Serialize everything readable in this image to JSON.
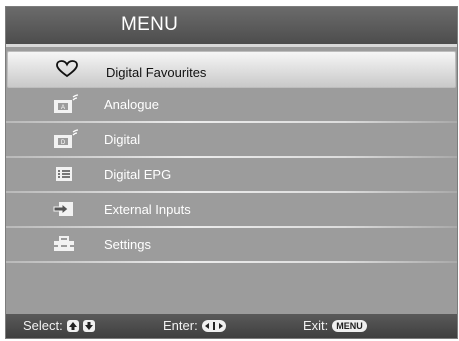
{
  "header": {
    "title": "MENU"
  },
  "menu": {
    "items": [
      {
        "label": "Digital Favourites",
        "icon": "heart-icon",
        "selected": true
      },
      {
        "label": "Analogue",
        "icon": "analogue-tv-icon"
      },
      {
        "label": "Digital",
        "icon": "digital-tv-icon"
      },
      {
        "label": "Digital EPG",
        "icon": "epg-list-icon"
      },
      {
        "label": "External Inputs",
        "icon": "input-arrow-icon"
      },
      {
        "label": "Settings",
        "icon": "toolbox-icon"
      }
    ]
  },
  "footer": {
    "select_label": "Select:",
    "enter_label": "Enter:",
    "exit_label": "Exit:",
    "exit_key": "MENU"
  }
}
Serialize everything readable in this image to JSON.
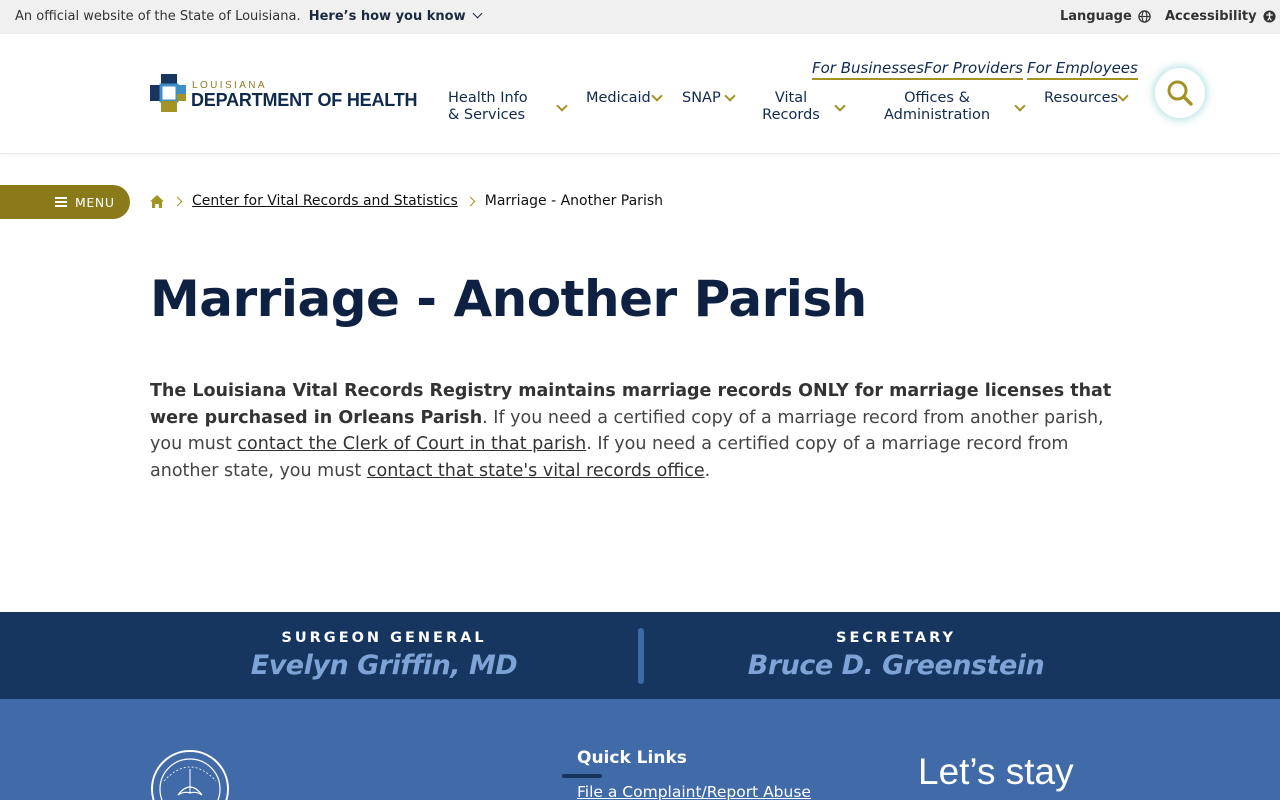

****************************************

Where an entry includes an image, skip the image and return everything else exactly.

# Solution to this exercise
Serialize everything readable in this image to JSON.
{
  "header": {
    "title": "MENU"
  },
  "menu": {
    "items": [
      {
        "label": "Digital Favourites",
        "icon": "heart-icon",
        "selected": true
      },
      {
        "label": "Analogue",
        "icon": "analogue-tv-icon"
      },
      {
        "label": "Digital",
        "icon": "digital-tv-icon"
      },
      {
        "label": "Digital EPG",
        "icon": "epg-list-icon"
      },
      {
        "label": "External Inputs",
        "icon": "input-arrow-icon"
      },
      {
        "label": "Settings",
        "icon": "toolbox-icon"
      }
    ]
  },
  "footer": {
    "select_label": "Select:",
    "enter_label": "Enter:",
    "exit_label": "Exit:",
    "exit_key": "MENU"
  }
}
Serialize everything readable in this image to JSON.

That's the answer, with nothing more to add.